    Keep an Eye on These Emerging Economies

    Emerging markets have been hammered lately, but these three countries (and their large and young populations) are worth monitoring.
  6. Stock Analysis

    Is Pepsi (PEP) Still a Safe Bet?

    PepsiCo has long been known as one of the most resilient stocks throughout the broader market. Is this still the case today?
  7. Investing

    The ABCs of Bond ETF Distributions

    How do bond exchange traded fund (ETF) distributions work? It’s a question I get a lot. First, let’s explain what we mean by distributions.
  8. Stock Analysis

    3 Stocks that Are Top Bets for Retirement

    These three stocks are resilient, fundamentally sound and also pay generous dividends.
  9. Investing News

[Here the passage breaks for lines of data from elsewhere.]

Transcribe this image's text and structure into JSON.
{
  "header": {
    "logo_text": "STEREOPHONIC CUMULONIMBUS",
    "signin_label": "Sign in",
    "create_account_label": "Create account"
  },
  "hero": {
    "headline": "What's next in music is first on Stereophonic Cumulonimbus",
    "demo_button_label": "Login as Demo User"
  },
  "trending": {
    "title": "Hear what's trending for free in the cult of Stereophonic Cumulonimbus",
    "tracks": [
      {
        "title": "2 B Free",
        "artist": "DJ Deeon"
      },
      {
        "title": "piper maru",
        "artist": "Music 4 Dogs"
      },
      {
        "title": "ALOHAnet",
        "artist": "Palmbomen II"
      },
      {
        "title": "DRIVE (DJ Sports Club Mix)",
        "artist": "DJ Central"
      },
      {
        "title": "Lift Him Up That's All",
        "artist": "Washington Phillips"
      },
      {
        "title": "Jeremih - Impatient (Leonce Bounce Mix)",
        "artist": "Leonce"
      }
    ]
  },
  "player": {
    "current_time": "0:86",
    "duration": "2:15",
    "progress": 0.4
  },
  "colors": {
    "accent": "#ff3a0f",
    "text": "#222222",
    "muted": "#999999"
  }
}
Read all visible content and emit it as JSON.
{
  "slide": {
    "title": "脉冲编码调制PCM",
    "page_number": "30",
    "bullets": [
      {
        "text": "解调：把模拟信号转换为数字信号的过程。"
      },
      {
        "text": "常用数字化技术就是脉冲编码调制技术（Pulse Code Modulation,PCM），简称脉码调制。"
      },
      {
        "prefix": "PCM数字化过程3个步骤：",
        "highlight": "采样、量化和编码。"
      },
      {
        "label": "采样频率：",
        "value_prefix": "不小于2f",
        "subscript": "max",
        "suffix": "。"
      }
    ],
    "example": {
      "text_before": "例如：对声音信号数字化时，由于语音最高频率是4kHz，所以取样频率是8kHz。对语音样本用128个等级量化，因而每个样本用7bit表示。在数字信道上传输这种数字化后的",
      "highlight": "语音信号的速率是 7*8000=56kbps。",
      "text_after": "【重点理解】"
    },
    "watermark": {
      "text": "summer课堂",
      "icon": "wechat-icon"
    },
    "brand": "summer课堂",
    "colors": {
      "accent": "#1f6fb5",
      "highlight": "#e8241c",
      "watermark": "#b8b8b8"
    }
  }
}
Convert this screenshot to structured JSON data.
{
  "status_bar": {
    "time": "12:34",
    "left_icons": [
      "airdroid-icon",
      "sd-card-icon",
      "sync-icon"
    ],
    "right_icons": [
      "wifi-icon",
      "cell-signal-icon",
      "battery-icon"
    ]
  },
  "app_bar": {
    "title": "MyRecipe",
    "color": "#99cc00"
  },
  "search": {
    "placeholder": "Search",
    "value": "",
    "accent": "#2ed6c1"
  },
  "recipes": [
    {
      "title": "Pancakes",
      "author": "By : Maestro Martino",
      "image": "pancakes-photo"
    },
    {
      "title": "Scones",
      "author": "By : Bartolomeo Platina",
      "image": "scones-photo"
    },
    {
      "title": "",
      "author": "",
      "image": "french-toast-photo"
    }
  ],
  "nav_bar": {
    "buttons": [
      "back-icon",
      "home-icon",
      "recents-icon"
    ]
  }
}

    Are Stocks Cheap Now? Nope. And Here's Why

    Are stocks cheap right now? Be wary of those who are telling you what you want to hear. Here's why.
  10. Investing News

    4 Value Stocks Worth Your Immediate Attention

    Here are four stocks that offer good value and will likely outperform the majority of stocks throughout the broader market over the next several years.
  1. Can a company's working capital turnover ratio be negative?

    A company's working capital turnover ratio can be negative when a company's current liabilities exceed its current assets. ... Read Full Answer >>
  2. Does working capital measure liquidity?

    Working capital is a commonly used metric, not only for a company’s liquidity but also for its operational efficiency and ... Read Full Answer >>
  3. How do I read and analyze an income statement?

    The income statement, also known as the profit and loss (P&L) statement, is the financial statement that depicts the ... Read Full Answer >>
  4. Can working capital be too high?

    A company's working capital ratio can be too high in the sense that an excessively high ratio is generally considered an ... Read Full Answer >>
  5. How do I use discounted cash flow (DCF) to value stock?

    Discounted cash flow (DCF) analysis can be a very helpful tool for analysts and investors in equity valuation. It provides ... Read Full Answer >>
  6. How do dividends affect retained earnings?

    When a company issues a cash dividend to its shareholders, the retained earnings listed on the balance sheet are reduced ... Read Full Answer >>

You May Also Like

Trading Center
You are using adblocking software

Want access to all of Investopedia? Add us to your “whitelist”
so you'll never miss a feature!